App and web page records =>
--------------------

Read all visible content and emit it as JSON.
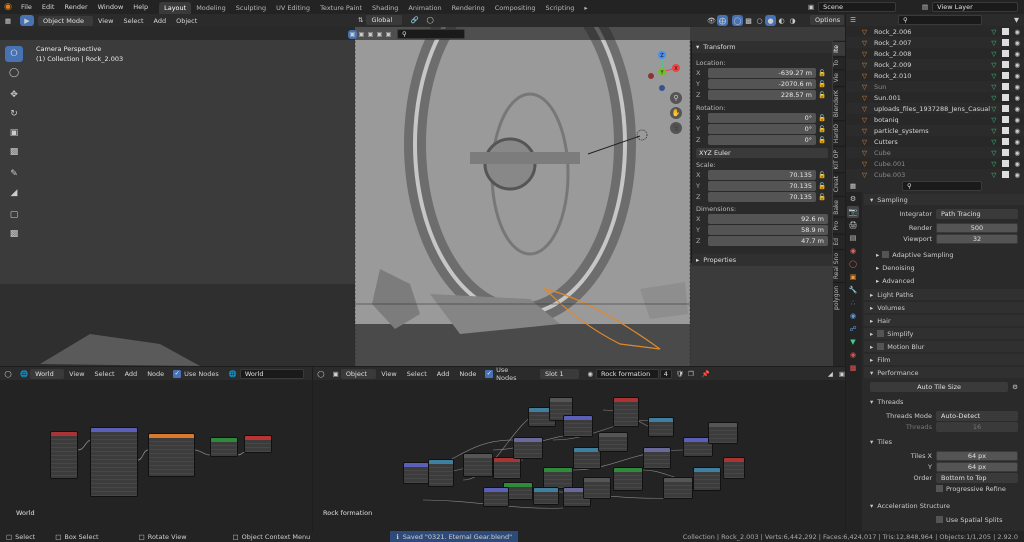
{
  "topbar": {
    "menus": [
      "File",
      "Edit",
      "Render",
      "Window",
      "Help"
    ],
    "workspaces": [
      "Layout",
      "Modeling",
      "Sculpting",
      "UV Editing",
      "Texture Paint",
      "Shading",
      "Animation",
      "Rendering",
      "Compositing",
      "Scripting"
    ],
    "active_workspace": "Layout",
    "scene": "Scene",
    "view_layer": "View Layer"
  },
  "viewport": {
    "mode": "Object Mode",
    "menus": [
      "View",
      "Select",
      "Add",
      "Object"
    ],
    "orientation": "Global",
    "options": "Options",
    "overlay_title": "Camera Perspective",
    "overlay_subtitle": "(1) Collection | Rock_2.003",
    "axis": {
      "x": "X",
      "y": "Y",
      "z": "Z"
    }
  },
  "npanel": {
    "transform_title": "Transform",
    "location_label": "Location:",
    "location": {
      "x": "-639.27 m",
      "y": "-2070.6 m",
      "z": "228.57 m"
    },
    "rotation_label": "Rotation:",
    "rotation": {
      "x": "0°",
      "y": "0°",
      "z": "0°"
    },
    "rotation_mode": "XYZ Euler",
    "scale_label": "Scale:",
    "scale": {
      "x": "70.135",
      "y": "70.135",
      "z": "70.135"
    },
    "dimensions_label": "Dimensions:",
    "dimensions": {
      "x": "92.6 m",
      "y": "58.9 m",
      "z": "47.7 m"
    },
    "properties_title": "Properties",
    "tabs": [
      "Ite",
      "To",
      "Vie",
      "BlenderK",
      "HardO",
      "KIT OP",
      "Creat",
      "Bake",
      "Pro",
      "Ed",
      "Real Sno",
      "polygon"
    ]
  },
  "outliner": {
    "rows": [
      {
        "name": "Rock_2.006",
        "dim": false
      },
      {
        "name": "Rock_2.007",
        "dim": false
      },
      {
        "name": "Rock_2.008",
        "dim": false
      },
      {
        "name": "Rock_2.009",
        "dim": false
      },
      {
        "name": "Rock_2.010",
        "dim": false
      },
      {
        "name": "Sun",
        "dim": true
      },
      {
        "name": "Sun.001",
        "dim": false
      },
      {
        "name": "uploads_files_1937288_Jens_Casual",
        "dim": false
      },
      {
        "name": "botaniq",
        "dim": false
      },
      {
        "name": "particle_systems",
        "dim": false
      },
      {
        "name": "Cutters",
        "dim": false
      },
      {
        "name": "Cube",
        "dim": true
      },
      {
        "name": "Cube.001",
        "dim": true
      },
      {
        "name": "Cube.003",
        "dim": true
      }
    ]
  },
  "properties": {
    "sampling": "Sampling",
    "integrator_label": "Integrator",
    "integrator": "Path Tracing",
    "render_label": "Render",
    "render_value": "500",
    "viewport_label": "Viewport",
    "viewport_value": "32",
    "adaptive": "Adaptive Sampling",
    "denoising": "Denoising",
    "advanced": "Advanced",
    "light_paths": "Light Paths",
    "volumes": "Volumes",
    "hair": "Hair",
    "simplify": "Simplify",
    "motion_blur": "Motion Blur",
    "film": "Film",
    "performance": "Performance",
    "auto_tile": "Auto Tile Size",
    "threads": "Threads",
    "threads_mode_label": "Threads Mode",
    "threads_mode": "Auto-Detect",
    "threads_label": "Threads",
    "threads_value": "16",
    "tiles": "Tiles",
    "tiles_x_label": "Tiles X",
    "tiles_x": "64 px",
    "tiles_y_label": "Y",
    "tiles_y": "64 px",
    "order_label": "Order",
    "order": "Bottom to Top",
    "progressive": "Progressive Refine",
    "accel": "Acceleration Structure",
    "spatial": "Use Spatial Splits"
  },
  "node_left": {
    "type": "World",
    "menus": [
      "View",
      "Select",
      "Add",
      "Node"
    ],
    "use_nodes": "Use Nodes",
    "world_name": "World",
    "footer": "World"
  },
  "node_right": {
    "type": "Object",
    "menus": [
      "View",
      "Select",
      "Add",
      "Node"
    ],
    "use_nodes": "Use Nodes",
    "slot": "Slot 1",
    "material": "Rock formation",
    "users": "4",
    "footer": "Rock formation"
  },
  "status": {
    "select": "Select",
    "box_select": "Box Select",
    "rotate": "Rotate View",
    "context": "Object Context Menu",
    "saved": "Saved \"0321. Eternal Gear.blend\"",
    "stats": "Collection | Rock_2.003 | Verts:6,442,292 | Faces:6,424,017 | Tris:12,848,964 | Objects:1/1,205 | 2.92.0"
  },
  "colors": {
    "accent": "#4772b3",
    "selection": "#e0882c"
  }
}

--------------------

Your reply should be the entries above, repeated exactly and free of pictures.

Read all visible content and emit it as JSON.
{
  "topbar": {
    "menus": [
      "File",
      "Edit",
      "Render",
      "Window",
      "Help"
    ],
    "workspaces": [
      "Layout",
      "Modeling",
      "Sculpting",
      "UV Editing",
      "Texture Paint",
      "Shading",
      "Animation",
      "Rendering",
      "Compositing",
      "Scripting"
    ],
    "active_workspace": "Layout",
    "scene": "Scene",
    "view_layer": "View Layer"
  },
  "viewport": {
    "mode": "Object Mode",
    "menus": [
      "View",
      "Select",
      "Add",
      "Object"
    ],
    "orientation": "Global",
    "options": "Options",
    "overlay_title": "Camera Perspective",
    "overlay_subtitle": "(1) Collection | Rock_2.003",
    "axis": {
      "x": "X",
      "y": "Y",
      "z": "Z"
    }
  },
  "npanel": {
    "transform_title": "Transform",
    "location_label": "Location:",
    "location": {
      "x": "-639.27 m",
      "y": "-2070.6 m",
      "z": "228.57 m"
    },
    "rotation_label": "Rotation:",
    "rotation": {
      "x": "0°",
      "y": "0°",
      "z": "0°"
    },
    "rotation_mode": "XYZ Euler",
    "scale_label": "Scale:",
    "scale": {
      "x": "70.135",
      "y": "70.135",
      "z": "70.135"
    },
    "dimensions_label": "Dimensions:",
    "dimensions": {
      "x": "92.6 m",
      "y": "58.9 m",
      "z": "47.7 m"
    },
    "properties_title": "Properties",
    "tabs": [
      "Ite",
      "To",
      "Vie",
      "BlenderK",
      "HardO",
      "KIT OP",
      "Creat",
      "Bake",
      "Pro",
      "Ed",
      "Real Sno",
      "polygon"
    ]
  },
  "outliner": {
    "rows": [
      {
        "name": "Rock_2.006",
        "dim": false
      },
      {
        "name": "Rock_2.007",
        "dim": false
      },
      {
        "name": "Rock_2.008",
        "dim": false
      },
      {
        "name": "Rock_2.009",
        "dim": false
      },
      {
        "name": "Rock_2.010",
        "dim": false
      },
      {
        "name": "Sun",
        "dim": true
      },
      {
        "name": "Sun.001",
        "dim": false
      },
      {
        "name": "uploads_files_1937288_Jens_Casual",
        "dim": false
      },
      {
        "name": "botaniq",
        "dim": false
      },
      {
        "name": "particle_systems",
        "dim": false
      },
      {
        "name": "Cutters",
        "dim": false
      },
      {
        "name": "Cube",
        "dim": true
      },
      {
        "name": "Cube.001",
        "dim": true
      },
      {
        "name": "Cube.003",
        "dim": true
      }
    ]
  },
  "properties": {
    "sampling": "Sampling",
    "integrator_label": "Integrator",
    "integrator": "Path Tracing",
    "render_label": "Render",
    "render_value": "500",
    "viewport_label": "Viewport",
    "viewport_value": "32",
    "adaptive": "Adaptive Sampling",
    "denoising": "Denoising",
    "advanced": "Advanced",
    "light_paths": "Light Paths",
    "volumes": "Volumes",
    "hair": "Hair",
    "simplify": "Simplify",
    "motion_blur": "Motion Blur",
    "film": "Film",
    "performance": "Performance",
    "auto_tile": "Auto Tile Size",
    "threads": "Threads",
    "threads_mode_label": "Threads Mode",
    "threads_mode": "Auto-Detect",
    "threads_label": "Threads",
    "threads_value": "16",
    "tiles": "Tiles",
    "tiles_x_label": "Tiles X",
    "tiles_x": "64 px",
    "tiles_y_label": "Y",
    "tiles_y": "64 px",
    "order_label": "Order",
    "order": "Bottom to Top",
    "progressive": "Progressive Refine",
    "accel": "Acceleration Structure",
    "spatial": "Use Spatial Splits"
  },
  "node_left": {
    "type": "World",
    "menus": [
      "View",
      "Select",
      "Add",
      "Node"
    ],
    "use_nodes": "Use Nodes",
    "world_name": "World",
    "footer": "World"
  },
  "node_right": {
    "type": "Object",
    "menus": [
      "View",
      "Select",
      "Add",
      "Node"
    ],
    "use_nodes": "Use Nodes",
    "slot": "Slot 1",
    "material": "Rock formation",
    "users": "4",
    "footer": "Rock formation"
  },
  "status": {
    "select": "Select",
    "box_select": "Box Select",
    "rotate": "Rotate View",
    "context": "Object Context Menu",
    "saved": "Saved \"0321. Eternal Gear.blend\"",
    "stats": "Collection | Rock_2.003 | Verts:6,442,292 | Faces:6,424,017 | Tris:12,848,964 | Objects:1/1,205 | 2.92.0"
  },
  "colors": {
    "accent": "#4772b3",
    "selection": "#e0882c"
  }
}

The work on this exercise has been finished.